# Exercise
Below are records to be reproduced exactly and in full.

(Provided material begins)

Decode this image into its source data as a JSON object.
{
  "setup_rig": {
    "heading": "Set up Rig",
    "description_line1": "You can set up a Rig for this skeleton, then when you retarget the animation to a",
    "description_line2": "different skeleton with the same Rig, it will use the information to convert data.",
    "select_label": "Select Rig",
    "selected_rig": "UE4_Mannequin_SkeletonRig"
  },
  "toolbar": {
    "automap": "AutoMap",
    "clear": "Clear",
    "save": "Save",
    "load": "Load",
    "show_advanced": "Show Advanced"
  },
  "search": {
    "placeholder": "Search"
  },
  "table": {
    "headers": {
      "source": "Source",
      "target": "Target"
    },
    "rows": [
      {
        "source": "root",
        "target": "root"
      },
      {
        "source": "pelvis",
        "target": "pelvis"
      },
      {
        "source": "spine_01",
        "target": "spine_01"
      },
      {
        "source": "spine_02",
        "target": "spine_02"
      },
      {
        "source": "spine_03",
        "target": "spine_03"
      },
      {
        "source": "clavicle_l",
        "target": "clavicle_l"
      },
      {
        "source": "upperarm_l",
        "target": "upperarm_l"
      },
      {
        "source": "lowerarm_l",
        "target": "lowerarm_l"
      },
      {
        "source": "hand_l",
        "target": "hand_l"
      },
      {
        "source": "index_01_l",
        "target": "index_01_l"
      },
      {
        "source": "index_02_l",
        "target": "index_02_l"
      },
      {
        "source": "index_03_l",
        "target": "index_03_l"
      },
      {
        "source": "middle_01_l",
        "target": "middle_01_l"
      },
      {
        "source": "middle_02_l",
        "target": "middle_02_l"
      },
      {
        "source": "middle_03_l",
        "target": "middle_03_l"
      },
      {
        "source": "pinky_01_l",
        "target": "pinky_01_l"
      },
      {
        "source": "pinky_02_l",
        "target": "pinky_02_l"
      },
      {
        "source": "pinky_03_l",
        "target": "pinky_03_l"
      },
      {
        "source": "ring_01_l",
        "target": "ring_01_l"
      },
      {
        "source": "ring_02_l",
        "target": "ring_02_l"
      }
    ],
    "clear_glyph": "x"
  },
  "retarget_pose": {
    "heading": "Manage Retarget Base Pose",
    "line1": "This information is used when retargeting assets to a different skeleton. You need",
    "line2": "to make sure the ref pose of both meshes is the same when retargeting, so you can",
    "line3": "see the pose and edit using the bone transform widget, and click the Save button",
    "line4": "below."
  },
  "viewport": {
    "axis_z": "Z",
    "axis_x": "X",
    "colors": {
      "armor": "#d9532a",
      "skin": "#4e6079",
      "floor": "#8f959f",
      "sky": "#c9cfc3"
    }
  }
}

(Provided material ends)

# Exercise answer
Decode this image into its source data as a JSON object.
{
  "setup_rig": {
    "heading": "Set up Rig",
    "description_line1": "You can set up a Rig for this skeleton, then when you retarget the animation to a",
    "description_line2": "different skeleton with the same Rig, it will use the information to convert data.",
    "select_label": "Select Rig",
    "selected_rig": "UE4_Mannequin_SkeletonRig"
  },
  "toolbar": {
    "automap": "AutoMap",
    "clear": "Clear",
    "save": "Save",
    "load": "Load",
    "show_advanced": "Show Advanced"
  },
  "search": {
    "placeholder": "Search"
  },
  "table": {
    "headers": {
      "source": "Source",
      "target": "Target"
    },
    "rows": [
      {
        "source": "root",
        "target": "root"
      },
      {
        "source": "pelvis",
        "target": "pelvis"
      },
      {
        "source": "spine_01",
        "target": "spine_01"
      },
      {
        "source": "spine_02",
        "target": "spine_02"
      },
      {
        "source": "spine_03",
        "target": "spine_03"
      },
      {
        "source": "clavicle_l",
        "target": "clavicle_l"
      },
      {
        "source": "upperarm_l",
        "target": "upperarm_l"
      },
      {
        "source": "lowerarm_l",
        "target": "lowerarm_l"
      },
      {
        "source": "hand_l",
        "target": "hand_l"
      },
      {
        "source": "index_01_l",
        "target": "index_01_l"
      },
      {
        "source": "index_02_l",
        "target": "index_02_l"
      },
      {
        "source": "index_03_l",
        "target": "index_03_l"
      },
      {
        "source": "middle_01_l",
        "target": "middle_01_l"
      },
      {
        "source": "middle_02_l",
        "target": "middle_02_l"
      },
      {
        "source": "middle_03_l",
        "target": "middle_03_l"
      },
      {
        "source": "pinky_01_l",
        "target": "pinky_01_l"
      },
      {
        "source": "pinky_02_l",
        "target": "pinky_02_l"
      },
      {
        "source": "pinky_03_l",
        "target": "pinky_03_l"
      },
      {
        "source": "ring_01_l",
        "target": "ring_01_l"
      },
      {
        "source": "ring_02_l",
        "target": "ring_02_l"
      }
    ],
    "clear_glyph": "x"
  },
  "retarget_pose": {
    "heading": "Manage Retarget Base Pose",
    "line1": "This information is used when retargeting assets to a different skeleton. You need",
    "line2": "to make sure the ref pose of both meshes is the same when retargeting, so you can",
    "line3": "see the pose and edit using the bone transform widget, and click the Save button",
    "line4": "below."
  },
  "viewport": {
    "axis_z": "Z",
    "axis_x": "X",
    "colors": {
      "armor": "#d9532a",
      "skin": "#4e6079",
      "floor": "#8f959f",
      "sky": "#c9cfc3"
    }
  }
}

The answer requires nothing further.